Another trend I’ve noticed however is regarding the way specialist or technical appreciations of a given policy problem are reduced to be suitable for ‘report’ form. There seems to be an over-reliance on the presentation of information as ‘facts’ within a very weak analytical framework. The sector I’ve noticed this in relates to cultural practices using communication technologies and I am not sure if it pertains to other areas. The distribution of understanding across multiple stakeholders creates an uneven effect. I’ve been in presentations that consisted of information I already knew combined with information that could be easily searched for online. This is not that much of a problem, except that the questions being asked that framed the presentation were also overly simplistic.

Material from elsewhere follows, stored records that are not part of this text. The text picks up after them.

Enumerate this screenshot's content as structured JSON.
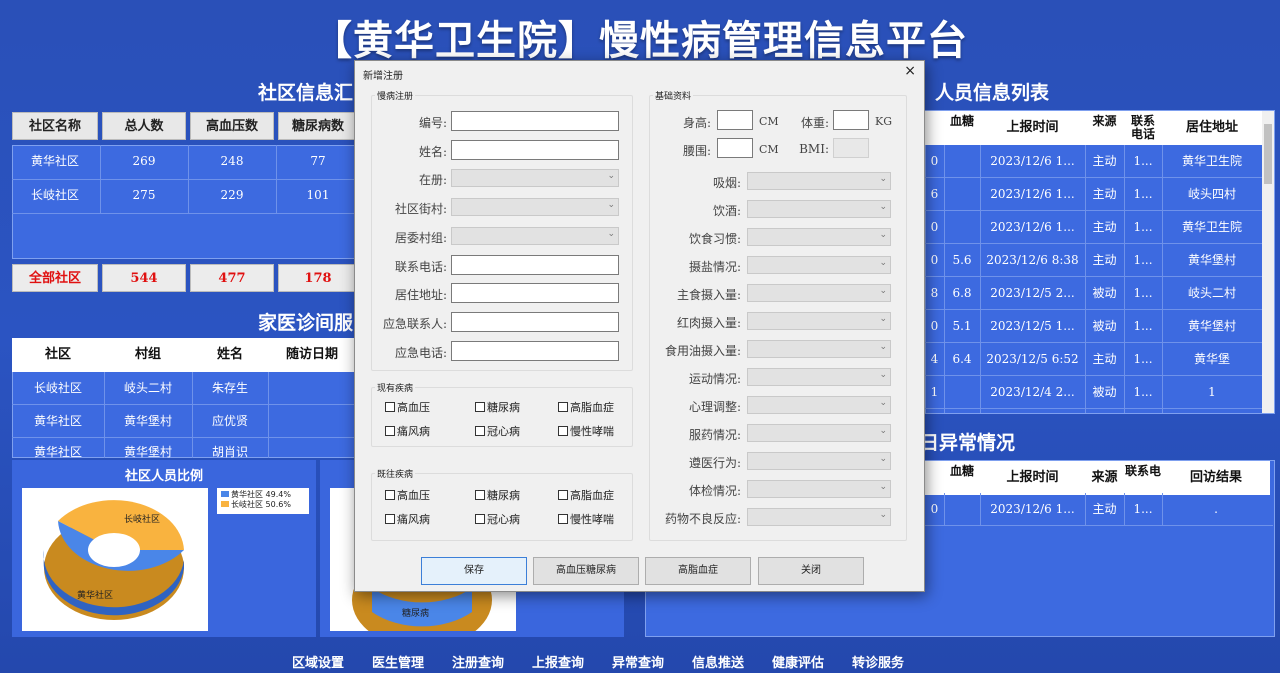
{
  "title": "【黄华卫生院】慢性病管理信息平台",
  "sections": {
    "community_summary": "社区信息汇",
    "family_doctor": "家医诊间服",
    "pie_left_title": "社区人员比例",
    "personnel_list": "人员信息列表",
    "abnormal": "日异常情况"
  },
  "community_table": {
    "headers": [
      "社区名称",
      "总人数",
      "高血压数",
      "糖尿病数"
    ],
    "rows": [
      [
        "黄华社区",
        "269",
        "248",
        "77"
      ],
      [
        "长岐社区",
        "275",
        "229",
        "101"
      ]
    ],
    "total": [
      "全部社区",
      "544",
      "477",
      "178"
    ]
  },
  "family_table": {
    "headers": [
      "社区",
      "村组",
      "姓名",
      "随访日期"
    ],
    "rows": [
      [
        "长岐社区",
        "岐头二村",
        "朱存生"
      ],
      [
        "黄华社区",
        "黄华堡村",
        "应优贤"
      ],
      [
        "黄华社区",
        "黄华堡村",
        "胡肖识"
      ]
    ]
  },
  "pie_left": {
    "legend": [
      "黄华社区 49.4%",
      "长岐社区 50.6%"
    ],
    "labels": [
      "长岐社区",
      "黄华社区"
    ],
    "colors": [
      "#4a86e8",
      "#f9b33f"
    ]
  },
  "pie_right": {
    "label": "糖尿病"
  },
  "personnel_table": {
    "headers": [
      "血糖",
      "上报时间",
      "来源",
      "联系电话",
      "居住地址"
    ],
    "rows": [
      [
        "0",
        "",
        "2023/12/6 1...",
        "主动",
        "1...",
        "黄华卫生院"
      ],
      [
        "6",
        "",
        "2023/12/6 1...",
        "主动",
        "1...",
        "岐头四村"
      ],
      [
        "0",
        "",
        "2023/12/6 1...",
        "主动",
        "1...",
        "黄华卫生院"
      ],
      [
        "0",
        "5.6",
        "2023/12/6 8:38",
        "主动",
        "1...",
        "黄华堡村"
      ],
      [
        "8",
        "6.8",
        "2023/12/5 2...",
        "被动",
        "1...",
        "岐头二村"
      ],
      [
        "0",
        "5.1",
        "2023/12/5 1...",
        "被动",
        "1...",
        "黄华堡村"
      ],
      [
        "4",
        "6.4",
        "2023/12/5 6:52",
        "主动",
        "1...",
        "黄华堡"
      ],
      [
        "1",
        "",
        "2023/12/4 2...",
        "被动",
        "1...",
        "1"
      ]
    ]
  },
  "abnormal_table": {
    "headers": [
      "血糖",
      "上报时间",
      "来源",
      "联系电",
      "回访结果"
    ],
    "rows": [
      [
        "0",
        "",
        "2023/12/6 1...",
        "主动",
        "1...",
        "."
      ]
    ]
  },
  "nav": [
    "区域设置",
    "医生管理",
    "注册查询",
    "上报查询",
    "异常查询",
    "信息推送",
    "健康评估",
    "转诊服务"
  ],
  "dialog": {
    "title": "新增注册",
    "close": "×",
    "reg_group": "慢病注册",
    "reg_fields": [
      "编号:",
      "姓名:",
      "在册:",
      "社区街村:",
      "居委村组:",
      "联系电话:",
      "居住地址:",
      "应急联系人:",
      "应急电话:"
    ],
    "basic_group": "基础资料",
    "height_label": "身高:",
    "height_unit": "CM",
    "weight_label": "体重:",
    "weight_unit": "KG",
    "waist_label": "腰围:",
    "waist_unit": "CM",
    "bmi_label": "BMI:",
    "basic_fields": [
      "吸烟:",
      "饮酒:",
      "饮食习惯:",
      "摄盐情况:",
      "主食摄入量:",
      "红肉摄入量:",
      "食用油摄入量:",
      "运动情况:",
      "心理调整:",
      "服药情况:",
      "遵医行为:",
      "体检情况:",
      "药物不良反应:"
    ],
    "current_group": "现有疾病",
    "past_group": "既往疾病",
    "diseases": [
      "高血压",
      "糖尿病",
      "高脂血症",
      "痛风病",
      "冠心病",
      "慢性哮喘"
    ],
    "buttons": [
      "保存",
      "高血压糖尿病",
      "高脂血症",
      "关闭"
    ]
  }
}
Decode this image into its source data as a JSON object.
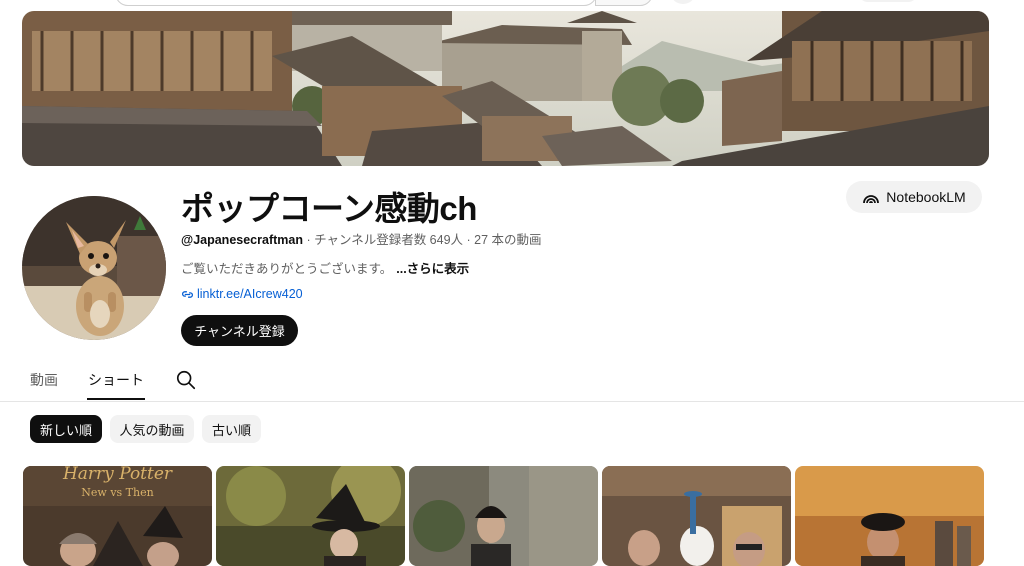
{
  "channel": {
    "name": "ポップコーン感動ch",
    "handle": "@Japanesecraftman",
    "stats": " · チャンネル登録者数 649人 · 27 本の動画",
    "description": "ご覧いただきありがとうございます。",
    "more_label": "...さらに表示",
    "link": "linktr.ee/AIcrew420",
    "subscribe_label": "チャンネル登録"
  },
  "notebooklm_label": "NotebookLM",
  "tabs": [
    {
      "label": "動画",
      "active": false
    },
    {
      "label": "ショート",
      "active": true
    }
  ],
  "chips": [
    {
      "label": "新しい順",
      "active": true
    },
    {
      "label": "人気の動画",
      "active": false
    },
    {
      "label": "古い順",
      "active": false
    }
  ],
  "thumbnails": [
    {
      "caption_title": "Harry Potter",
      "caption_sub": "New vs Then"
    },
    {
      "caption_title": "",
      "caption_sub": ""
    },
    {
      "caption_title": "",
      "caption_sub": ""
    },
    {
      "caption_title": "",
      "caption_sub": ""
    },
    {
      "caption_title": "",
      "caption_sub": ""
    }
  ],
  "icons": {
    "link": "link-icon",
    "search": "search-icon",
    "notebooklm": "notebooklm-icon"
  }
}
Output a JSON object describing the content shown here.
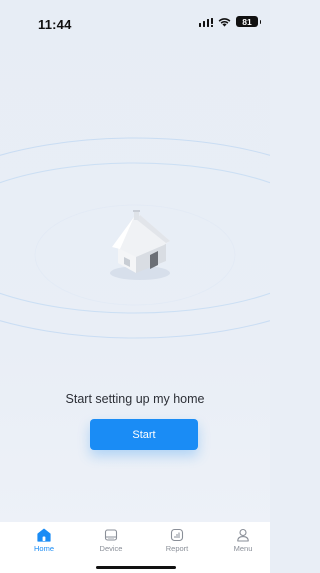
{
  "status_bar": {
    "time": "11:44",
    "battery": "81"
  },
  "hero": {
    "illustration": "house-icon",
    "text": "Start setting up my home"
  },
  "start_button": {
    "label": "Start"
  },
  "tab_bar": {
    "items": [
      {
        "label": "Home",
        "icon": "home-icon",
        "active": true
      },
      {
        "label": "Device",
        "icon": "device-icon",
        "active": false
      },
      {
        "label": "Report",
        "icon": "report-icon",
        "active": false
      },
      {
        "label": "Menu",
        "icon": "user-icon",
        "active": false
      }
    ]
  },
  "colors": {
    "accent": "#1a8cf5",
    "background": "#e9eef6",
    "inactive": "#8a8f98"
  }
}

The simplistic research presentation was a problem, but it is not the main problem. If those making policy decisions know less about a given area than those making policy recommendations, then a different relation to knowledge is required than one which is ‘functional’ or ‘sufficient’. Or, to reframe this in a slightly different way, what is needed is an appreciation of knowledge not blinkered by one’s own lack of appreciation of the conditions of knowing. As much as we develop appreciations of knowledge, these appreciations are developed along with situated relations of epistemological myopia. Gilbert Simondon, the thinker of individuation and ‘technics’, described this mode of appreciation a ‘technical reality’.